What can we say when—let’s be honest—we have no freaking idea what’s going to happen and how it could affect our clients and their audiences?
The COVID-19 pandemic has certainly put a fine point on that. Just as we thought things were improving with people of almost all ages getting vaccinated, Omicron had other plans for us.
What’s next? Is another shutdown in store? Is Omicron the last unwanted surprise, or will scientists find another game-changing variant? Will we sit together in an office before 2023? How will that affect the workforce, and will client expectations evolve?
Good PR and communications pros make it our business to learn about our clients and the industries they support. We ask questions to understand objectives and risks and plan how and when to communicate what we can anticipate. COVID-19 has taken us way out of our comfort zone.
So, how can we communicate when change is the only constant? Here are five rules to follow.
1. Address the uncertainty. Few people know what’s happening next. Most people will understand that you don’t have all the answers if you fess up to it. Also, given the constant turn of events, remain flexible and avoid making promises you may not be able to keep. Share what you know, admit what you don’t, and update your audiences continually.
2. But, still make plans. Don’t stop assigning goals and making plans—even very long-term plans—to achieve those goals. It’s advisable to keep plans broad enough that they can weather any COVID storm; fill in more details when the picture looks clearer. Also, identify opportunities that the pandemic has created or uncovered, and factor those in.
3. Clarify COVID procedures. It’s important that your internal and external audiences know what you expect of them.
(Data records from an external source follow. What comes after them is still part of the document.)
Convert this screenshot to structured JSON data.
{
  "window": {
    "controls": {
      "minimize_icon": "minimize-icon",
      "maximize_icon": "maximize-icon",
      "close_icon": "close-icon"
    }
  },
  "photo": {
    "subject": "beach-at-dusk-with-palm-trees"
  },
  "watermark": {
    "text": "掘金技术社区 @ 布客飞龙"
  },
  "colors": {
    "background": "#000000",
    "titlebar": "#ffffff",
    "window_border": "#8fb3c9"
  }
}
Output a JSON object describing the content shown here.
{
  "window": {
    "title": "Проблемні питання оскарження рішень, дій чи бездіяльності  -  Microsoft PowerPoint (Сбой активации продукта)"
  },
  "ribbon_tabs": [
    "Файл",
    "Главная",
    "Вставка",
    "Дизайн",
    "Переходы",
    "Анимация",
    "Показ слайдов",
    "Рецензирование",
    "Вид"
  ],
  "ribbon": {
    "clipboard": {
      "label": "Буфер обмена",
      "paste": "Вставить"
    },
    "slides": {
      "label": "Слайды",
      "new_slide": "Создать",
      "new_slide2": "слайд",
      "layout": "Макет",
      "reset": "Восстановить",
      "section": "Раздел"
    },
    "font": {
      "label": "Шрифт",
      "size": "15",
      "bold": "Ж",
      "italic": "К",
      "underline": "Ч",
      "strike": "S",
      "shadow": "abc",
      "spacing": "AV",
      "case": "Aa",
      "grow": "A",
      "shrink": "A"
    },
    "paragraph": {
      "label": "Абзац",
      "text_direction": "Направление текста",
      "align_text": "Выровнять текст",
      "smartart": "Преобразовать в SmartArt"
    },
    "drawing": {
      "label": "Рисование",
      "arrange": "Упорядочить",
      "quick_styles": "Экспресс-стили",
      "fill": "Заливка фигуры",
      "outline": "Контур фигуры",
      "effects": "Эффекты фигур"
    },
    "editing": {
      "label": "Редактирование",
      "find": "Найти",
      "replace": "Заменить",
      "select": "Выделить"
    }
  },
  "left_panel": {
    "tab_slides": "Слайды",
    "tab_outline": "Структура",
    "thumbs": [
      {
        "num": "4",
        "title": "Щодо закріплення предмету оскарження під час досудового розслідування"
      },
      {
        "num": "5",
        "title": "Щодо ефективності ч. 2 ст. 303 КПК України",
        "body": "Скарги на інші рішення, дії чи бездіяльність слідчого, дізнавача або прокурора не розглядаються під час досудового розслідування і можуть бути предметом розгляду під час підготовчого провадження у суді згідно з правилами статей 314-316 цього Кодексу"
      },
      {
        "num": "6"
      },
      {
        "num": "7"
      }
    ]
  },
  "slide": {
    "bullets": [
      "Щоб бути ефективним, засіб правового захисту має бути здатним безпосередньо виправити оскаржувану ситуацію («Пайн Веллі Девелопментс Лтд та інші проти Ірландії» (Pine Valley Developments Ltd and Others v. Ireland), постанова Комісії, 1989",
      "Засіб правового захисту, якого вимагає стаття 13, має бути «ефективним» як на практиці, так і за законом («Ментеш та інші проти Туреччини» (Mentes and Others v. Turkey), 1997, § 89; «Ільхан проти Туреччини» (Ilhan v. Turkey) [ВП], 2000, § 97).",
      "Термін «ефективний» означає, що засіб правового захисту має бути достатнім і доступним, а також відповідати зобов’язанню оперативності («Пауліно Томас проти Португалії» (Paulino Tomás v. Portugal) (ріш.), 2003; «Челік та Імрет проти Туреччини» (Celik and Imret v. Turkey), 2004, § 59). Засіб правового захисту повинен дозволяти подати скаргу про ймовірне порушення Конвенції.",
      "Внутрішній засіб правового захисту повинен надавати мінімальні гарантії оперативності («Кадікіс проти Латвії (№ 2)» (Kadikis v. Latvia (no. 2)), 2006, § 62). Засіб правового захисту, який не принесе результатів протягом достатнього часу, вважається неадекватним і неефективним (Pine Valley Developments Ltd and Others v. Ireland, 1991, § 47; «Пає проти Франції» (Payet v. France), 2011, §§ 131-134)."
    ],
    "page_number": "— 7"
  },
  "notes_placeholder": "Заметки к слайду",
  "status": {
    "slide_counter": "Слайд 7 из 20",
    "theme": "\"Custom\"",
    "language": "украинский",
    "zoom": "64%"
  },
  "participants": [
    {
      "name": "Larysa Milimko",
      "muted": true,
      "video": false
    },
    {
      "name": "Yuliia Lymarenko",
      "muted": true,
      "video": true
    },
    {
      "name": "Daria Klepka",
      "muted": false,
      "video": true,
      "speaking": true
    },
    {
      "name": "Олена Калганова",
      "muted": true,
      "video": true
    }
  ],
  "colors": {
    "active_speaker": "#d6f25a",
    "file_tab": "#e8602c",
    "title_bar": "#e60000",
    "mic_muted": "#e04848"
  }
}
For example, if you’re convening at your office, do you require masks? Proof of vaccinations? Are you scrapping the traditional nine-to-five for shifts? This type of communication can help avoid surprises and enhance productivity and collaboration. You must stay on top of this, also. You’re going to have to adjust your procedures: Make your communications comprehensive, easy to follow and easy to find.
4. Listen carefully to recognize COVID fatigue. The pandemic has had a profound impact. Forget Zoom fatigue: COVID fatigue is real and growing. Before you communicate, collect feedback. Listen and evaluate how your audiences feel and what they need. Demonstrate that you’re being as accommodating as possible. Show that you understand our collective predicament. Also, one conversation with your audiences is insufficient. You’ll need to check in routinely. As this environment shifts, so will their needs.
5. Be authentic. Express compassion (especially at a time like this), but beware virtue signaling, which audiences could view as artificial. Values have more punch when backed up with practical advice. Also, while leaders always want to seem upbeat, downplaying the gravity of the situation could easily backfire and quickly erode trust. Don’t fall into that trap.
We can’t predict the future, but in a pandemic especially, understand your audience’s fears and motivations, share the facts (whatever you’ve got) and communicate with intention and kindness.
Lisa Fels Davitt is the founder and CEO of Succession Communications in Washington, D.C.